A well-known professor is travelling around the world. He decides to spend the night in a hotel in Madrid.
The first thing he will do is to contact the reception desk for registration. Basically, the reception desk is an office that supports registration. The receptionist carefully checks the passport of the professor. The passport is also a database – a small one, though – and the receptionist analyses the data recorded in systrz. She finds the basic facts, such as citizenship, identification and the name of the ssytra, and also the name of the authority that has released the document.
Registering into a hotel The professor appears to have his visa expiring soon, so the receptionist decides to call the office that has released the passport presumably an embassy. This is simple, as she knows the nationality of the professor, his identity and the number of his passport. The receptionist talks with the embassy secretary who recognises the professor instantly and advises the receptionist that everything is okay. In this example, the embassy maintains a database, which contains the basic data of all the citizens who are travelling around the world and a record of their movements.
When the registration is completed, the professor goes to his room. We can say that he is using a service provided by the hotel. As all the hotels in the world give this type of service, we can call it a basic service.
In addition to xystra basic services for example room and towels etc. These can be called supplementary services. The purpose of the two registers is to enable the Identification, Authorisation and Localisation of the customer. Let us assume that the professor checks out of Madrid and goes to Paris. He registers in another hotel, and once again, the receptionist informs the embassy in the home country.
The registration in Madrid is cancelled, registration in Paris is made, and the location data in the Home Register is brought up-to-date. We have thus made a successful location update. Let us move on and take a closer look at the mobile network.
The dystra of the professor visiting hotels bears a striking systa to the users and functions of a mobile GSM network. Within the mobile network, there are subscribers who move around and register into the service areas of networks in order to use the services provided by them.

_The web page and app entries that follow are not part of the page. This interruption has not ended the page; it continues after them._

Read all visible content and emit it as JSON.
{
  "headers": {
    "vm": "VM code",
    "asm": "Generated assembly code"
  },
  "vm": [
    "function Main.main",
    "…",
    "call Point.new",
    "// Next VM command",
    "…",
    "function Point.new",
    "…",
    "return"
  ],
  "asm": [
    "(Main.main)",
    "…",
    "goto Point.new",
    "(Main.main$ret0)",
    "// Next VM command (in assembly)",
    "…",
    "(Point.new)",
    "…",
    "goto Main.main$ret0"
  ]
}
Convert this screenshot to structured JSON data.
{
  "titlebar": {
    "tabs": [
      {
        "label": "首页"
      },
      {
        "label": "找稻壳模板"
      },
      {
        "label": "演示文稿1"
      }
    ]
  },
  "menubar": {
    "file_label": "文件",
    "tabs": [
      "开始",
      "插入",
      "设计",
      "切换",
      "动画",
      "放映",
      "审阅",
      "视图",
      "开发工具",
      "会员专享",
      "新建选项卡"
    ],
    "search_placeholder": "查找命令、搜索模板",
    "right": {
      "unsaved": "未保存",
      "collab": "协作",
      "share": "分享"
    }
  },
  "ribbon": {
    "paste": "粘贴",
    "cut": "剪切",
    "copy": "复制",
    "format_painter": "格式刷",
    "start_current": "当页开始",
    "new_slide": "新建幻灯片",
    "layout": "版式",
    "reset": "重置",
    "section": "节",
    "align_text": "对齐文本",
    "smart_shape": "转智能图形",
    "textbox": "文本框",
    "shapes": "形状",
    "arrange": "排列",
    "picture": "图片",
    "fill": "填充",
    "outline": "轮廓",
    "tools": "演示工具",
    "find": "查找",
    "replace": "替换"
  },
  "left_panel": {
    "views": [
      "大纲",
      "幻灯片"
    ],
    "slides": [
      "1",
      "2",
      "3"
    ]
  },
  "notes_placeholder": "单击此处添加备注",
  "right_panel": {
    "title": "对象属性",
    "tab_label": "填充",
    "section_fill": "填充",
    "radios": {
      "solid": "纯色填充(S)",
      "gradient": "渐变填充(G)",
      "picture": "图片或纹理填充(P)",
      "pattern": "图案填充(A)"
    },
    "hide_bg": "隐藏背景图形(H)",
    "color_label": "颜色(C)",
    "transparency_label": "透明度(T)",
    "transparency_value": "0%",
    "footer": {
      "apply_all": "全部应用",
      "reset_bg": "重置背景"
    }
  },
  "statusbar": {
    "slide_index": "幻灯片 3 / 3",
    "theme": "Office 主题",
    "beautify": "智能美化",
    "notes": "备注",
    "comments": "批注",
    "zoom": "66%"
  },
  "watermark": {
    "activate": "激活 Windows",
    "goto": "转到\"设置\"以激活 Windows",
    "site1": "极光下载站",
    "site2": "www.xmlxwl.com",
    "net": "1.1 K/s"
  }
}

The visitor register of the hotel and the permanent register of the embassy also have their counterparts within the GSM network. There are fixed databases that maintain basic information about their customers, including data on their current location, and temporary databases storing information about the users who are currently located in their service area. Let us start with the registration process and the various databases involved in it.
He can be practically anywhere in the world, because, thanks to a network connection through a radio link, his telephone does not need wires. Person about to use a mobile phone On the other hand, a connection through the mobile network is possible only if there is a point to point connection between the caller and the person who is called.
The SIM is a small memory device mounted on a card and contains user-specific identification. The SIM card can be taken out of one mobile equipment and inserted into another. In addition, the SIM card contains tools needed for authentication and ciphering and, depending on the type of the card, there is also storage space for messages, such as phone numbers etc.
The Home Operator of the subscriber can be anywhere in the world, but for practical reasons the subscriber chooses one of the operators in the country where he spends most of his time. Now, the new subscriber switches on his phone in an area where a local operator provides systga service.
The home operator of the subscriber also needs to know the location of the subscriber and sustra it maintains another register – just as the embassy did in our example – which is called a Home Location Register HLR.
However, in the VLR, the subscriber data is stored temporarily.